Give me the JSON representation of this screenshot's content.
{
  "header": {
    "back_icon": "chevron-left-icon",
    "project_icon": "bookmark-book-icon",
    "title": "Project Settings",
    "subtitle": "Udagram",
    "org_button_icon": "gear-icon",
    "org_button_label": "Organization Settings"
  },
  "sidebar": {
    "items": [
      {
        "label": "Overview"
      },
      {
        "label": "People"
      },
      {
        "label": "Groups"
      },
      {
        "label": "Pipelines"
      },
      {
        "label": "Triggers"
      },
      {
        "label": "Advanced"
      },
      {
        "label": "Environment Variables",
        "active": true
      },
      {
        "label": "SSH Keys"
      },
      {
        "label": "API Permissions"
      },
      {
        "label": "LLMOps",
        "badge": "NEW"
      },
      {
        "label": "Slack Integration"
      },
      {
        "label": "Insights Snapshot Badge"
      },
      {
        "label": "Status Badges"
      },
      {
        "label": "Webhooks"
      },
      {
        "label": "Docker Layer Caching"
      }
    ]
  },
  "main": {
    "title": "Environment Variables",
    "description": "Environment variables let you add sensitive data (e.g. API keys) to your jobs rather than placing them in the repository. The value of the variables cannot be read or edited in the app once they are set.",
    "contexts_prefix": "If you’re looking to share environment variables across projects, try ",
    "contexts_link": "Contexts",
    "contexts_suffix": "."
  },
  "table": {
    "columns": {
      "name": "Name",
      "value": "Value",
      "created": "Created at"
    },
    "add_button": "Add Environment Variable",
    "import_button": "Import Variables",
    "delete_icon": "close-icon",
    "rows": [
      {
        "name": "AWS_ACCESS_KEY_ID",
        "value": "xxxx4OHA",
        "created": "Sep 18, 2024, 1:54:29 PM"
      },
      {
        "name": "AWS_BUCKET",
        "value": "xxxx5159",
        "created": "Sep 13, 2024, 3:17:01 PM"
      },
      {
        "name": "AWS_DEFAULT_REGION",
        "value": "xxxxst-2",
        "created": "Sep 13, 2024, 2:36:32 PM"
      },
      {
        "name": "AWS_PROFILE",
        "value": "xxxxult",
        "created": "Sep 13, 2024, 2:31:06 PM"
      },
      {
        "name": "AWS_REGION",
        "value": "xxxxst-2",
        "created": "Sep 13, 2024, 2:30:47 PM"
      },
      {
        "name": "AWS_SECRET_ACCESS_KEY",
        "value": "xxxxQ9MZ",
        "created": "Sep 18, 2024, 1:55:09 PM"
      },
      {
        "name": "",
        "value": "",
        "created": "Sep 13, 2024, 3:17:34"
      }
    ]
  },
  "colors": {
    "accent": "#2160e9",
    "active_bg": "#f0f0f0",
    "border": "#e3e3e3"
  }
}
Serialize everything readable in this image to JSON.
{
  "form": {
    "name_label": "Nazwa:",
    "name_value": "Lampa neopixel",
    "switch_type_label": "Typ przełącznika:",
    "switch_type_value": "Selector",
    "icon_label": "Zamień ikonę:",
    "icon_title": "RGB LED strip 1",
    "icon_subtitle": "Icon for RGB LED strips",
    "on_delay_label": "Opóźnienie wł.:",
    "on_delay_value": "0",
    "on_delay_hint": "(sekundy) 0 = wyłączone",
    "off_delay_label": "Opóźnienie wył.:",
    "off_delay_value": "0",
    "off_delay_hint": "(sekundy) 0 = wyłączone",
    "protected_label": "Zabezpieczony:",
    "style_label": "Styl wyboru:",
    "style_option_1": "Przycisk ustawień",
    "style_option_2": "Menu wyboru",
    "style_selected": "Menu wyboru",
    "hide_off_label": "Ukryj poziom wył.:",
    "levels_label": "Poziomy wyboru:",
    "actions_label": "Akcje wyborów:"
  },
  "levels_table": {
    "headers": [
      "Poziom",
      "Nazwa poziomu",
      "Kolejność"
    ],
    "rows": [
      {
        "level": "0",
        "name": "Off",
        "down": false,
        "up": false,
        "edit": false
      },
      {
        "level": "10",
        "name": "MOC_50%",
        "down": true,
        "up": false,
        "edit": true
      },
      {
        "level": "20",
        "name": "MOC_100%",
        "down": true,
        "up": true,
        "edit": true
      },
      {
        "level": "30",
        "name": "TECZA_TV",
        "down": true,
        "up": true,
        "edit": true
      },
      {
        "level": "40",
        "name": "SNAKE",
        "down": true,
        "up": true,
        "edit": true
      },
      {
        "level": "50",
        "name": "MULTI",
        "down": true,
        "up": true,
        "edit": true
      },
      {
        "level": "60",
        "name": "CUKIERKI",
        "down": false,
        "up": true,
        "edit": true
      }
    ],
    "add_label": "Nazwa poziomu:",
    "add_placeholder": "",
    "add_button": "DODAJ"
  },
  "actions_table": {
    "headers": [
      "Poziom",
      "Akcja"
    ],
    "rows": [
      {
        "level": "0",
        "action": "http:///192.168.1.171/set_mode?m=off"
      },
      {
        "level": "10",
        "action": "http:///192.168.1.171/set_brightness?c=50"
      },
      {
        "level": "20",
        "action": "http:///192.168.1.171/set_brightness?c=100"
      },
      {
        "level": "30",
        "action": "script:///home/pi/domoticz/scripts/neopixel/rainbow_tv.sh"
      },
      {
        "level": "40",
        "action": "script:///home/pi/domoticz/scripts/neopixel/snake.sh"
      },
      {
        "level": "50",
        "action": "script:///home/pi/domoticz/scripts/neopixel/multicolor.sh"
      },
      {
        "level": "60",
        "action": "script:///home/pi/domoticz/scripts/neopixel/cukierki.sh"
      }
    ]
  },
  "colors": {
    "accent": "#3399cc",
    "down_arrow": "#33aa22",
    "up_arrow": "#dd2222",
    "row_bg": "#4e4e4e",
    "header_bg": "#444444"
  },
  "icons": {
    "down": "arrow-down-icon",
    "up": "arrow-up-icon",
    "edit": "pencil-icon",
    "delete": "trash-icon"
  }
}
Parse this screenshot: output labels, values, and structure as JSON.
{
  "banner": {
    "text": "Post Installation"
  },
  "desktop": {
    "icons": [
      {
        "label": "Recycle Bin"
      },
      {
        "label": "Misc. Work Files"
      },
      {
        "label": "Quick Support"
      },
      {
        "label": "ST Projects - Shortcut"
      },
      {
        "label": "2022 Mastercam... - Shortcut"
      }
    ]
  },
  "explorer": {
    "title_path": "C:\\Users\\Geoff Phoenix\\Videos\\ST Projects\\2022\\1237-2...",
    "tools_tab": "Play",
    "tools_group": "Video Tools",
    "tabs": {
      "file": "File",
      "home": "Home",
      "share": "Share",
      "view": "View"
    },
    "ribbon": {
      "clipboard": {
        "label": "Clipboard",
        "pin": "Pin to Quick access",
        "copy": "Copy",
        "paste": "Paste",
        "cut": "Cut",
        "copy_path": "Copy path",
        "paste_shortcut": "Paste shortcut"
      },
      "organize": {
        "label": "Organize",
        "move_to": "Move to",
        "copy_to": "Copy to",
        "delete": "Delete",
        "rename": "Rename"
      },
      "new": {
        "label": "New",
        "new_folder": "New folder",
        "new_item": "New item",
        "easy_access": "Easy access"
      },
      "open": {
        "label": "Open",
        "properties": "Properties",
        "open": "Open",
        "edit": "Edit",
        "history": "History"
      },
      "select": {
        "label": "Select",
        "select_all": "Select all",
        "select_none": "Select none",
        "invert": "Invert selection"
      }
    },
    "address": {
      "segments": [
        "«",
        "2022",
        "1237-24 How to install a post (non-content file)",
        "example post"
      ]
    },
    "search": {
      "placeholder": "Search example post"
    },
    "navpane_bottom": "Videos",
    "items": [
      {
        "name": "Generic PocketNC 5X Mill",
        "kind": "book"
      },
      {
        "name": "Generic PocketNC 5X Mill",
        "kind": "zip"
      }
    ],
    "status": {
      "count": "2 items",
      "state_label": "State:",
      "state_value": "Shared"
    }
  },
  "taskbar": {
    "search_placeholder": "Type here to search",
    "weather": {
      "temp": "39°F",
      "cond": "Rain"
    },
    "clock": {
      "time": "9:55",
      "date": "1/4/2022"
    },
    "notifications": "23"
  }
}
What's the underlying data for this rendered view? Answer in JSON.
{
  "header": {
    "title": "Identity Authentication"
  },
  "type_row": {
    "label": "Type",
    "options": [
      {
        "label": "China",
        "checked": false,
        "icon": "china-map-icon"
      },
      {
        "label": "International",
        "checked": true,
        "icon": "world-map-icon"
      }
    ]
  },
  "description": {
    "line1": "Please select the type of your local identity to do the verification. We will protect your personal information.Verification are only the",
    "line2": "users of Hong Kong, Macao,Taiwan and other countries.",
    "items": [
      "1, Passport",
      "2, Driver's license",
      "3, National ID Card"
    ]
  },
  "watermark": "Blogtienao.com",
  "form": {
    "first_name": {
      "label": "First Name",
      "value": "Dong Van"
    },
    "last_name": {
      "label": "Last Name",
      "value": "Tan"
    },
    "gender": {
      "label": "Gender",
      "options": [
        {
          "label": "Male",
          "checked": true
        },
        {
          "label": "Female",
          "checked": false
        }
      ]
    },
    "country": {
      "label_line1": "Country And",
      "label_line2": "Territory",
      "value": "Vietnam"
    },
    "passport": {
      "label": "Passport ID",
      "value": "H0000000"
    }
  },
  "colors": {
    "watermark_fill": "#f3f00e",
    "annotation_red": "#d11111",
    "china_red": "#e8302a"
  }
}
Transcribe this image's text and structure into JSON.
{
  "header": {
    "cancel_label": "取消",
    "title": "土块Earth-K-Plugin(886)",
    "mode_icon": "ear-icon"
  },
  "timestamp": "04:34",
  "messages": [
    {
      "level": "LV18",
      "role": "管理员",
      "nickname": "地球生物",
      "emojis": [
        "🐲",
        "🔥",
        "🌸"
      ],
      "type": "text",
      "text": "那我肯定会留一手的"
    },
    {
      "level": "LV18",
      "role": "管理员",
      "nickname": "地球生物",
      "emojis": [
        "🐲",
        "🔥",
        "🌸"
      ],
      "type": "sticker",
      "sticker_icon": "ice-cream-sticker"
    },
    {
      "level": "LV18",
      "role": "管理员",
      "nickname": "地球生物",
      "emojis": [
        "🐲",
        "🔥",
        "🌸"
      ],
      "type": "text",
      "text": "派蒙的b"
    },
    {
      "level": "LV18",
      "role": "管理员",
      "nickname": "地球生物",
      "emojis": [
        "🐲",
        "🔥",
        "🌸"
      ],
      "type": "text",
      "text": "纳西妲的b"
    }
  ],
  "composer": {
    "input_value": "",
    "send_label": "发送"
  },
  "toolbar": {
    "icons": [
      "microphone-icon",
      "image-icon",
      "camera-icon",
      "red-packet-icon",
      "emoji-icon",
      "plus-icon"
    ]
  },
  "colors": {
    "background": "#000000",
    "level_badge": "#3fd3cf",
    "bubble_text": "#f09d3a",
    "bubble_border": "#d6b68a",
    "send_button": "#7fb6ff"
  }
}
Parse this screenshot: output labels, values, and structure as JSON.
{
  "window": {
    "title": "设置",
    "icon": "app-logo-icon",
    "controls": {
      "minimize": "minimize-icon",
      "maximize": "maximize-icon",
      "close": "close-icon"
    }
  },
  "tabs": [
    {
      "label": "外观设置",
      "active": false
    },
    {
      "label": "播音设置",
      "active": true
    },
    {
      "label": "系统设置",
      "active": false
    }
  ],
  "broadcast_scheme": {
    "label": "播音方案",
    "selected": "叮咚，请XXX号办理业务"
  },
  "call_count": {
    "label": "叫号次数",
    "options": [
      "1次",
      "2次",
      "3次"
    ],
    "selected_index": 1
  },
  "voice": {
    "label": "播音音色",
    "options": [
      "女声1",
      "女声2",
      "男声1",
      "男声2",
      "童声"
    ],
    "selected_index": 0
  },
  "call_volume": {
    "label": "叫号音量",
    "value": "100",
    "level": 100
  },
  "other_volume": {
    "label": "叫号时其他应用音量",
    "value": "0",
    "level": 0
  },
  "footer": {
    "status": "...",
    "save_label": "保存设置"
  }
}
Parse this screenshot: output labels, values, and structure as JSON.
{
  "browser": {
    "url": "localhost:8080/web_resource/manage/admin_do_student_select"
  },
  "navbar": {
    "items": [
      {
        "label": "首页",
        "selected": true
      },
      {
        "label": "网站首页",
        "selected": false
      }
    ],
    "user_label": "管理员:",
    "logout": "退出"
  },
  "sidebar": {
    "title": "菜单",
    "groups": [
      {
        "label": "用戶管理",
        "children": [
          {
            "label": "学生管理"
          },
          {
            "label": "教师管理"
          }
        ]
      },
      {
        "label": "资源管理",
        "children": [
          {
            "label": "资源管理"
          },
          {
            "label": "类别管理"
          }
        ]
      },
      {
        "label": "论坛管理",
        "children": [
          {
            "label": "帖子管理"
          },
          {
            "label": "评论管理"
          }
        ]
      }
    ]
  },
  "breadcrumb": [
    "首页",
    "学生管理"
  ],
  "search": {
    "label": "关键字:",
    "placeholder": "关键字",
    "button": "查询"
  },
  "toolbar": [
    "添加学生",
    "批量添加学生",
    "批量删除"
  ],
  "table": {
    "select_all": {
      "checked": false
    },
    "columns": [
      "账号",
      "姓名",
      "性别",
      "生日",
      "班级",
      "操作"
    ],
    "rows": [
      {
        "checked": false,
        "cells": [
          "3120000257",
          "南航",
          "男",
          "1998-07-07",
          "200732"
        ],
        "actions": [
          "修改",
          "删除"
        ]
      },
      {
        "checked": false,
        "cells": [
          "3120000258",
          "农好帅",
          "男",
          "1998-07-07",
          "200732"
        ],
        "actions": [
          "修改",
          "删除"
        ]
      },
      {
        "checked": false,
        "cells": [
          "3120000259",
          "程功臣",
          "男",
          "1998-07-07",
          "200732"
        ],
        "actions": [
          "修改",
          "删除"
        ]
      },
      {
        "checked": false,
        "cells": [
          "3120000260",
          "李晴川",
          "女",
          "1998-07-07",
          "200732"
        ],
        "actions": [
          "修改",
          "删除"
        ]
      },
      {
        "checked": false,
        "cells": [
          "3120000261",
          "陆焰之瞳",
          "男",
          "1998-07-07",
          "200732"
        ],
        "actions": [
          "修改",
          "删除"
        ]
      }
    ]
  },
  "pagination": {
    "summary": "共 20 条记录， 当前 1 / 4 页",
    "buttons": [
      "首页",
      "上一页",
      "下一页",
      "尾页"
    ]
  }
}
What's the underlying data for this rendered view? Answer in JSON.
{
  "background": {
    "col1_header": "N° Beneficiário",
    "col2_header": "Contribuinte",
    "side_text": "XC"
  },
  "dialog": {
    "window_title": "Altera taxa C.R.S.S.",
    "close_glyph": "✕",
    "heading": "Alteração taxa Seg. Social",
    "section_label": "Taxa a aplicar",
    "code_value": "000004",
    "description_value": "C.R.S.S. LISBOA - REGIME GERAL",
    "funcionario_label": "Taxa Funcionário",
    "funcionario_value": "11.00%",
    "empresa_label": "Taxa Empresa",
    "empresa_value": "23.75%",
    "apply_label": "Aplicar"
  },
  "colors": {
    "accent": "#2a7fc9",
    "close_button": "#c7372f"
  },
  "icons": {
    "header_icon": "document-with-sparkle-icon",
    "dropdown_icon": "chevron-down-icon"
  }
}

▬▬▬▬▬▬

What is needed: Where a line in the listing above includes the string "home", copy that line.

Exercise output:
        "action": "script:///home/pi/domoticz/scripts/neopixel/rainbow_tv.sh"
        "action": "script:///home/pi/domoticz/scripts/neopixel/snake.sh"
        "action": "script:///home/pi/domoticz/scripts/neopixel/multicolor.sh"
        "action": "script:///home/pi/domoticz/scripts/neopixel/cukierki.sh"
      "home": "Home",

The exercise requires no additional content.